WHAT NEEDS TO BE DONE — Search the records for the word "username" and copy every line in which it occurs.

━━━ MATERIALS PROVIDED ━━━

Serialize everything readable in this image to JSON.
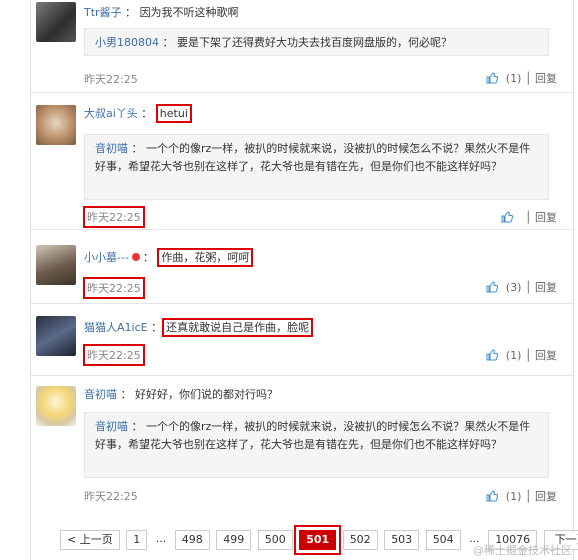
{
  "comments": [
    {
      "username": "Ttr酱子",
      "text": "因为我不听这种歌啊",
      "quote_user": "小男180804",
      "quote_text": "要是下架了还得费好大功夫去找百度网盘版的，何必呢？",
      "time": "昨天22:25",
      "likes": "(1)",
      "reply": "回复"
    },
    {
      "username": "大叔ai丫头",
      "text": "hetui",
      "quote_user": "音初喵",
      "quote_text": "一个个的像rz一样，被扒的时候就来说，没被扒的时候怎么不说？果然火不是件好事，希望花大爷也别在这样了，花大爷也是有错在先，但是你们也不能这样好吗？",
      "time": "昨天22:25",
      "likes": "",
      "reply": "回复"
    },
    {
      "username": "小小墓---",
      "text": "作曲，花粥，呵呵",
      "time": "昨天22:25",
      "likes": "(3)",
      "reply": "回复"
    },
    {
      "username": "猫猫人A1icE",
      "text": "还真就敢说自己是作曲，脸呢",
      "time": "昨天22:25",
      "likes": "(1)",
      "reply": "回复"
    },
    {
      "username": "音初喵",
      "text": "好好好，你们说的都对行吗？",
      "quote_user": "音初喵",
      "quote_text": "一个个的像rz一样，被扒的时候就来说，没被扒的时候怎么不说？果然火不是件好事，希望花大爷也别在这样了，花大爷也是有错在先，但是你们也不能这样好吗？",
      "time": "昨天22:25",
      "likes": "(1)",
      "reply": "回复"
    }
  ],
  "pager": {
    "prev": "< 上一页",
    "pages": [
      "1",
      "...",
      "498",
      "499",
      "500",
      "501",
      "502",
      "503",
      "504",
      "...",
      "10076"
    ],
    "current": "501",
    "next": "下一页"
  },
  "watermark": "@稀土掘金技术社区",
  "colors": {
    "username": "#3c6ea8",
    "active_page": "#cc0000",
    "annotation_box": "#dd0000"
  }
}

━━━

ANSWER AREA —
      "username": "Ttr酱子",
      "username": "大叔ai丫头",
      "username": "小小墓---",
      "username": "猫猫人A1icE",
      "username": "音初喵",
    "username": "#3c6ea8",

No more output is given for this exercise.